Working with an aging population is great, but we must understand their special needs. What are the common conditions of the agin client? How do you drive a workout at his/her level? What are some modifications or new exercises to do? What are some great tools to use. You’ll leave this workshop feeling more confident that you know what to do and what not to do with your senior clients.
Teaching Tower Class: How to Create and Actively Teach
2p-4:30p – $100
2.5 PMA CECs (pending)
Apparatus classes are a big part of our growing Pilates world. You teach them, but you were never trained for them. In your tower classes, there are people of all levels, many who have never seen or been on the tower and then there are some who are pretty advanced, as well. How do you create a class that takes care of them all? Let’s take the time to learn how to create really safe, strong and challenging classes on the tower. There are special guidelines and progressions you can follow and great ways to make a fantastic class for everyone…including you as the teacher!
To register, contact Lori at Lori@PilatesBarn.com or 203.214.3213
Boston, MA – Atelier Pilates (Somerville, MA)
Workshops in Your Studio:

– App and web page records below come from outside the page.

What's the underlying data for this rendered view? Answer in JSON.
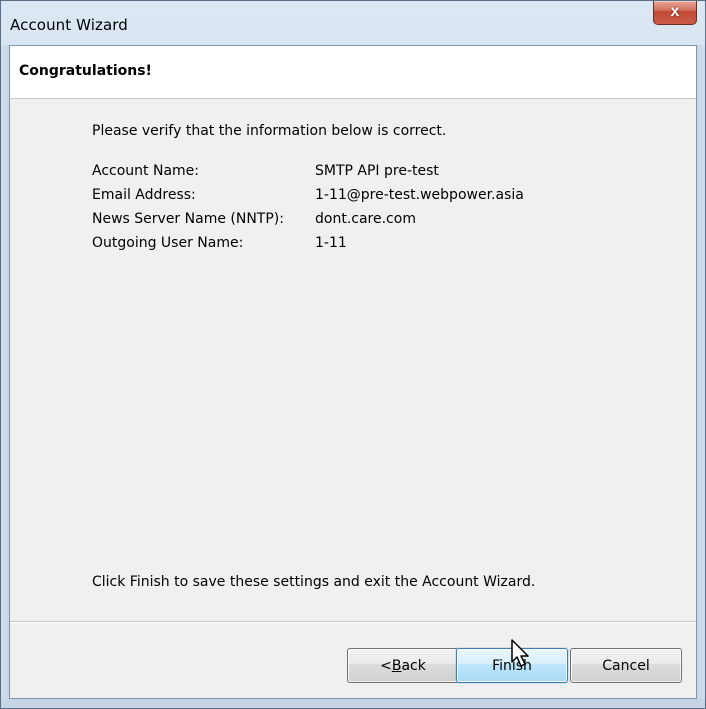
{
  "window": {
    "title": "Account Wizard",
    "close_glyph": "x",
    "close_icon": "close-icon"
  },
  "header": {
    "title": "Congratulations!"
  },
  "content": {
    "intro": "Please verify that the information below is correct.",
    "details": [
      {
        "label": "Account Name:",
        "value": "SMTP API pre-test"
      },
      {
        "label": "Email Address:",
        "value": "1-11@pre-test.webpower.asia"
      },
      {
        "label": "News Server Name (NNTP):",
        "value": "dont.care.com"
      },
      {
        "label": "Outgoing User Name:",
        "value": "1-11"
      }
    ],
    "footer_text": "Click Finish to save these settings and exit the Account Wizard."
  },
  "buttons": {
    "back": {
      "prefix": "< ",
      "mnemonic": "B",
      "rest": "ack"
    },
    "finish": {
      "label": "Finish"
    },
    "cancel": {
      "label": "Cancel"
    }
  },
  "cursor": {
    "icon": "mouse-pointer-icon"
  },
  "colors": {
    "frame_blue": "#c9d6e4",
    "close_red": "#cc5b45",
    "selected_button_blue": "#bee6fd"
  }
}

If you are interested in my teaching workshops and/or semi-private sessions for your teachers at your studio, please contact me at info@TheVerticalWorkshop.com I’ll be thrilled to put together a program with you for your needs!
While my vocabulary is classical Pilates, the principles behind my teaching and workshops apply to every style of Pilates.
We have countless topics to play with within technique workshops of classical Pilates and teaching skills workshop that apply to all!
If you’re in NYC and want a Pilates session e-mail me at info@TheVerticalWorkshop.com
And I’m at Purchase College (Near White Plains/Westchester, NY) on Thursdays.
If you’d like a workshop and/or semi-privates at your studio, e-mail me at info@TheVerticalWorkshop.com I travel all over the world and would be thrilled to come to you!
If you’d like to set up a meeting on the phone or in person to ask questions about teaching or building/maintaining your business, e-mail me at info@TheVerticalWorkshop.com
Entry filed under: Uncategorized. Tags: Alycea Ungaro, anatomy, anterior tilt, Balanced Body, Basil, bow-legged, bowed legs, Breath, Breath in Pilates, Brooke Siler, classical Pilates, Contrology, core strength, cueing, duet sessions, Exercise, fitness, Gratz, group classes, hip flexors, hyper-extended elbows, hyper-extended knees, hyper-extension, Joseph H. Pilates, Kathy Ross-Nash, lock elbows, Lock legs, Los Angeles Pilates, Mari Winsor, mat class, neutral pelvis, neutral spine, New York Pilates, Newspeak, Personal Training, Pilates, Pilates breath, Pilates breathing, Pilates Day, Pilates Day 2010, Pilates Designs by Basil, Pilates in gyms, pilates instructor, Pilates mat class, Pilates on Fifth, pilates sessions, Pilates Style, pilates teacher, Pilates World Games, Pilatespeak, posterior tilt, Power Pilates, powerhouse, professional, Real Pilates, Return to Life Through Contrology, Return to Life Through Pilates, Rhinebeck Pilates, semi-private sessions, Shari Berkowitz, shoulder blades, Stott, the vertical workshop, Universal Pilates System, Winsor Pilates, Your Health.